- TRY IT
Go through the records and filter out every line lacking the word "prompt"; copy the lines that remain.

- DATA IN THIS EXERCISE

#####

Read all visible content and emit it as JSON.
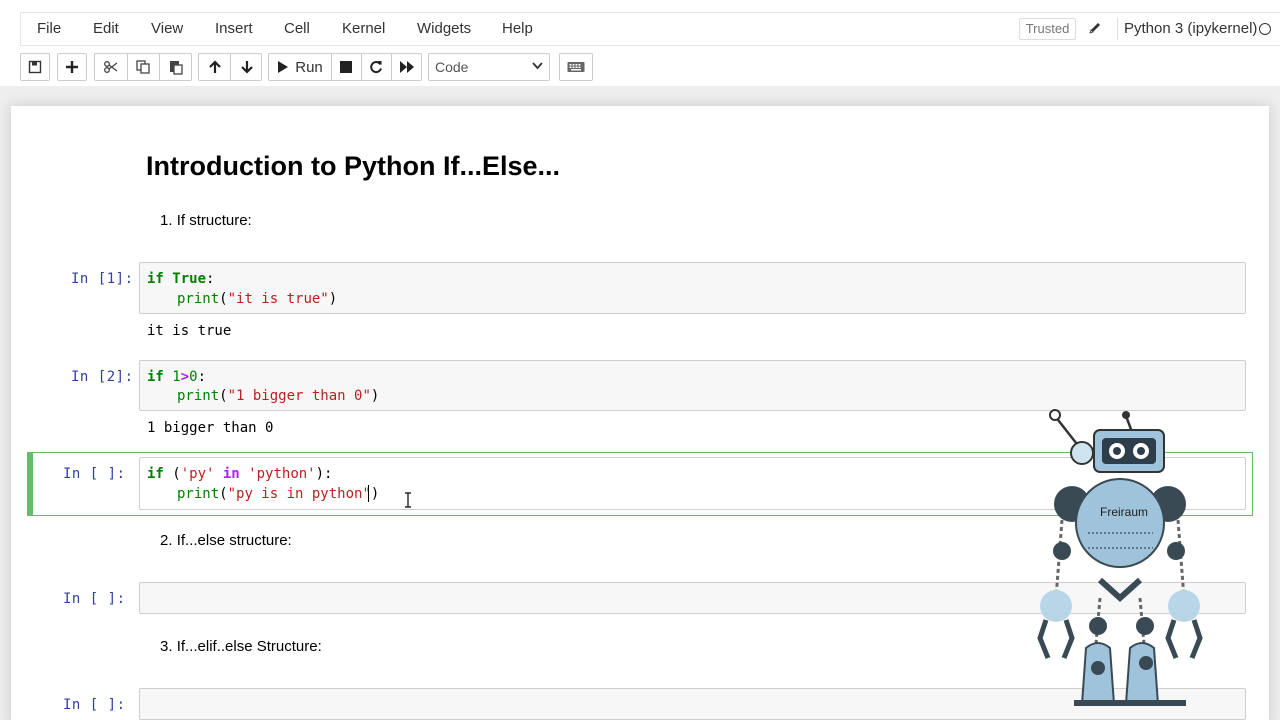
{
  "menu": {
    "items": [
      "File",
      "Edit",
      "View",
      "Insert",
      "Cell",
      "Kernel",
      "Widgets",
      "Help"
    ],
    "trusted_label": "Trusted",
    "kernel_name": "Python 3 (ipykernel)"
  },
  "toolbar": {
    "run_label": "Run",
    "cell_type": "Code"
  },
  "notebook": {
    "title": "Introduction to Python If...Else...",
    "sections": [
      {
        "number": "1.",
        "label": "If structure:"
      },
      {
        "number": "2.",
        "label": "If...else structure:"
      },
      {
        "number": "3.",
        "label": "If...elif..else Structure:"
      }
    ],
    "cells": [
      {
        "prompt": "In  [1]:",
        "line1_parts": [
          "if",
          " ",
          "True",
          ":"
        ],
        "line2_parts": [
          "print",
          "(",
          "\"it is true\"",
          ")"
        ],
        "output": "it is true"
      },
      {
        "prompt": "In  [2]:",
        "line1_parts": [
          "if",
          " ",
          "1",
          ">",
          "0",
          ":"
        ],
        "line2_parts": [
          "print",
          "(",
          "\"1 bigger than 0\"",
          ")"
        ],
        "output": "1 bigger than 0"
      },
      {
        "prompt": "In  [ ]:",
        "line1_parts": [
          "if",
          " (",
          "'py'",
          " ",
          "in",
          " ",
          "'python'",
          "):"
        ],
        "line2_parts": [
          "print",
          "(",
          "\"py is in python\"",
          ")"
        ]
      },
      {
        "prompt": "In  [ ]:"
      },
      {
        "prompt": "In  [ ]:"
      }
    ]
  },
  "overlay": {
    "robot_logo_text": "Freiraum"
  },
  "colors": {
    "keyword": "#008000",
    "string": "#ba2121",
    "prompt": "#303f9f",
    "selected_border": "#66bb6a"
  }
}
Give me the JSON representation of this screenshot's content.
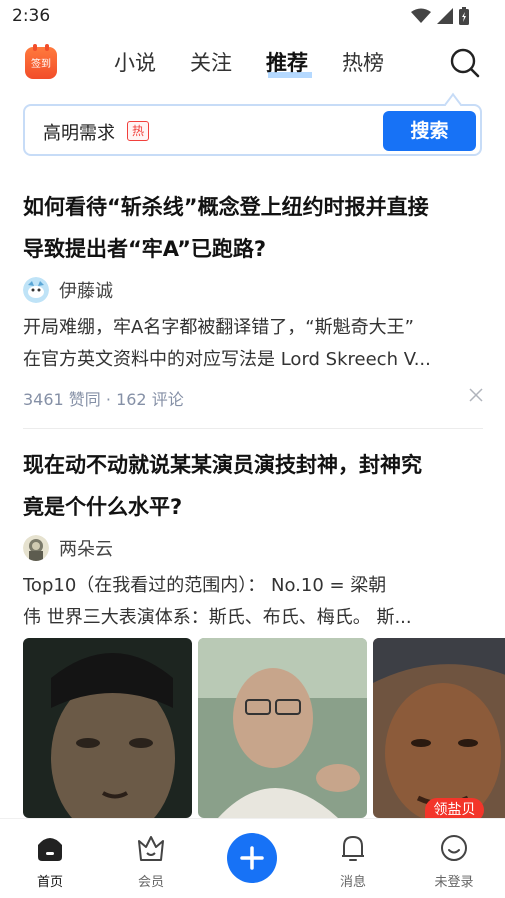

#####

- OUTPUT BELOW
        "prompt": "In  [1]:",
        "prompt": "In  [2]:",
        "prompt": "In  [ ]:",
        "prompt": "In  [ ]:"
        "prompt": "In  [ ]:"
    "prompt": "#303f9f",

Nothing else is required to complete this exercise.